#### [Exercise brief]
Every record below should be repeated exactly. Omit the pictures.

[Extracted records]
※
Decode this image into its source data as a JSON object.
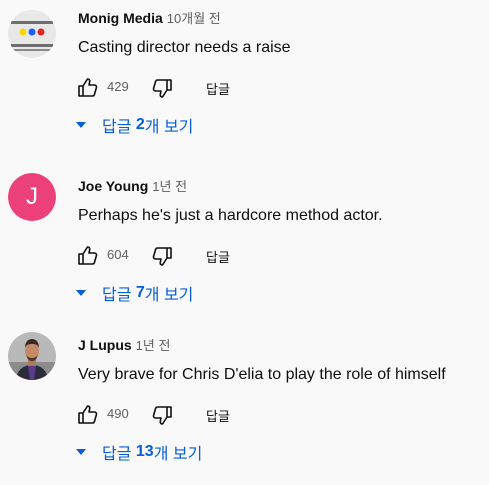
{
  "comments": [
    {
      "author": "Monig Media",
      "time": "10개월 전",
      "text": "Casting director needs a raise",
      "likes": "429",
      "reply_label": "답글",
      "replies": {
        "prefix": "답글 ",
        "count": "2",
        "suffix": "개 보기"
      },
      "avatar": {
        "type": "dots",
        "bg": "#e8e8e8",
        "dots": [
          "#ffd400",
          "#1a5cff",
          "#e52222"
        ]
      }
    },
    {
      "author": "Joe Young",
      "time": "1년 전",
      "text": "Perhaps he's just a hardcore method actor.",
      "likes": "604",
      "reply_label": "답글",
      "replies": {
        "prefix": "답글 ",
        "count": "7",
        "suffix": "개 보기"
      },
      "avatar": {
        "type": "letter",
        "letter": "J",
        "bg": "#ec407a"
      }
    },
    {
      "author": "J Lupus",
      "time": "1년 전",
      "text": "Very brave for Chris D'elia to play the role of himself",
      "likes": "490",
      "reply_label": "답글",
      "replies": {
        "prefix": "답글 ",
        "count": "13",
        "suffix": "개 보기"
      },
      "avatar": {
        "type": "photo",
        "bg": "#b9b9b9"
      }
    }
  ],
  "colors": {
    "link": "#065fd4",
    "secondary": "#606060",
    "text": "#0f0f0f",
    "background": "#f9f9f9"
  },
  "icons": {
    "like": "thumb-up-icon",
    "dislike": "thumb-down-icon",
    "expand": "caret-down-icon"
  }
}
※
#### [Response below]
Decode this image into its source data as a JSON object.
{
  "comments": [
    {
      "author": "Monig Media",
      "time": "10개월 전",
      "text": "Casting director needs a raise",
      "likes": "429",
      "reply_label": "답글",
      "replies": {
        "prefix": "답글 ",
        "count": "2",
        "suffix": "개 보기"
      },
      "avatar": {
        "type": "dots",
        "bg": "#e8e8e8",
        "dots": [
          "#ffd400",
          "#1a5cff",
          "#e52222"
        ]
      }
    },
    {
      "author": "Joe Young",
      "time": "1년 전",
      "text": "Perhaps he's just a hardcore method actor.",
      "likes": "604",
      "reply_label": "답글",
      "replies": {
        "prefix": "답글 ",
        "count": "7",
        "suffix": "개 보기"
      },
      "avatar": {
        "type": "letter",
        "letter": "J",
        "bg": "#ec407a"
      }
    },
    {
      "author": "J Lupus",
      "time": "1년 전",
      "text": "Very brave for Chris D'elia to play the role of himself",
      "likes": "490",
      "reply_label": "답글",
      "replies": {
        "prefix": "답글 ",
        "count": "13",
        "suffix": "개 보기"
      },
      "avatar": {
        "type": "photo",
        "bg": "#b9b9b9"
      }
    }
  ],
  "colors": {
    "link": "#065fd4",
    "secondary": "#606060",
    "text": "#0f0f0f",
    "background": "#f9f9f9"
  },
  "icons": {
    "like": "thumb-up-icon",
    "dislike": "thumb-down-icon",
    "expand": "caret-down-icon"
  }
}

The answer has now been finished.